A smartphone-focused cryptocurrency system made by a group of Stanford graduates has gathered more than half a million consumers.
The Stanford Daily reported on Sept. 16 the job — called the Pi Network — has merged its consumer base in under six months since its launch in March of the year.
With the intent of bringing disintermediated fund to a broad audience, the project concentrates on availability — supplying a smartphone-oriented user interface along with an innovative”safety circles” ledger validation mechanism.
Instead of mining by means of a compute-intensive algorithm, Pi ledger is procured by means of a system wherein users vow for others’ trustworthiness.
It’s thus milder — reachable through a free smartphone program, requiring minimum processing or electricity sources.
“Pi […] members vie for each other as trusted […] These interlocking’safety circles’ make a international trust chart showing who is trusted to document trades. This strategy makes it possible for users to bring about crypto mining directly from their telephone by leveraging their existing social relations “
Systems that promote”massive online involvement”
Stanford University didn’t provide resources for the job, even though the founders highlight the effect which their interactions with computer science academics Michael Bernstein and David Mazieres, and bioengineering professor Jan Liphardt had on the job.
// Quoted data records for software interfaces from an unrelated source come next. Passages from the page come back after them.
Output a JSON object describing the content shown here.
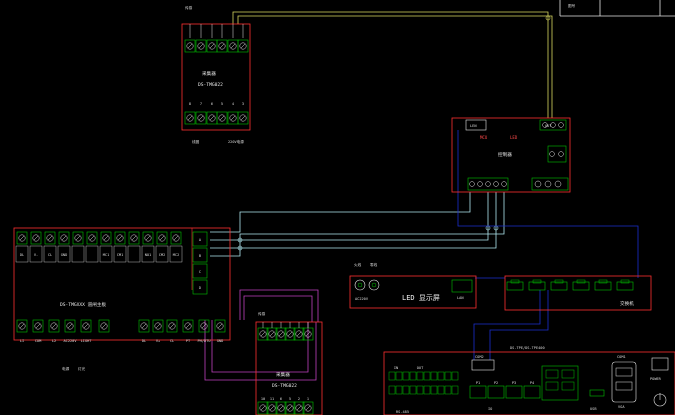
{
  "title_block": {
    "cell_1": "图号"
  },
  "detector_top": {
    "pin_labels_top": [
      "传感",
      "",
      "",
      "",
      "",
      ""
    ],
    "title_cn": "采集器",
    "model": "DS-TMG022",
    "bottom_pin_numbers": [
      "8",
      "7",
      "6",
      "5",
      "4",
      "3"
    ],
    "bottom_labels": [
      "线圈",
      "220V电源"
    ]
  },
  "controller": {
    "title": "控制器",
    "top_labels": [
      "LEN",
      "",
      "OUT"
    ],
    "red_labels": [
      "MCU",
      "LED"
    ]
  },
  "barrier": {
    "side_labels": [
      "A",
      "B",
      "C",
      "D"
    ],
    "top_terminals": [
      "DL",
      "V-",
      "CL",
      "GND",
      "",
      "",
      "MC1",
      "CM1",
      "",
      "NO1",
      "CM2",
      "MC2"
    ],
    "title": "DS-TMGXXX 道闸主板",
    "bottom_terminals": [
      "LI",
      "COM",
      "L2",
      "AC220V",
      "LIGHT",
      "",
      "DL",
      "V+",
      "CL",
      "PT",
      "PH/DTU",
      "GND"
    ],
    "bottom_notes": [
      "电源",
      "灯光"
    ]
  },
  "detector_bottom": {
    "title_cn": "采集器",
    "model": "DS-TMG022",
    "pin_labels_top": [
      "传感",
      "",
      "",
      ""
    ],
    "bottom_pin_numbers": [
      "10",
      "11",
      "6",
      "5",
      "2",
      "1"
    ]
  },
  "led_display": {
    "label_a": "火线",
    "label_b": "零线",
    "power": "AC220V",
    "title": "LED 显示屏",
    "port": "LAN"
  },
  "switch": {
    "title": "交换机"
  },
  "terminal": {
    "title": "DS-TPE/DS-TPE400",
    "ports": [
      "COM2",
      "P1",
      "P2",
      "P3",
      "P4",
      "COM1"
    ],
    "small_labels": [
      "IN",
      "OUT",
      "RS-485",
      "IO",
      "USB",
      "VGA",
      "POWER"
    ]
  },
  "colors": {
    "background": "#000000",
    "line_white": "#e6e6e6",
    "line_green": "#00c000",
    "line_red": "#ff3030",
    "wire_yellow": "#d8d860",
    "wire_blue": "#1a2fd0",
    "wire_cyan": "#b0e8f0",
    "wire_magenta": "#c040c0"
  }
}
“Human-computer interaction is about identifying unstated requirements and assumptions in the computational systems we occupy, and quickly iterating our way into a solution that handles them. Additionally, our study believes deeply about how to design systems which promote enormous online involvement.”
Earlier this season, a group from Stanford University and Visa Research collectively developed that a solitude mechanism for Ethereum (ETH) smart contracts.
Back in January, Stanford researchers combined other professors from the Massachusetts Institute of Technology (MIT), the University of California, Berkeley and other associations to establish a worldwide scalable decentralized payments system with financing from Pantera Capital.
Stanford’s endowment can also be reported to have invested capital in the cryptocurrency industry, linking fellow Ivy League universities like Harvard and Yale.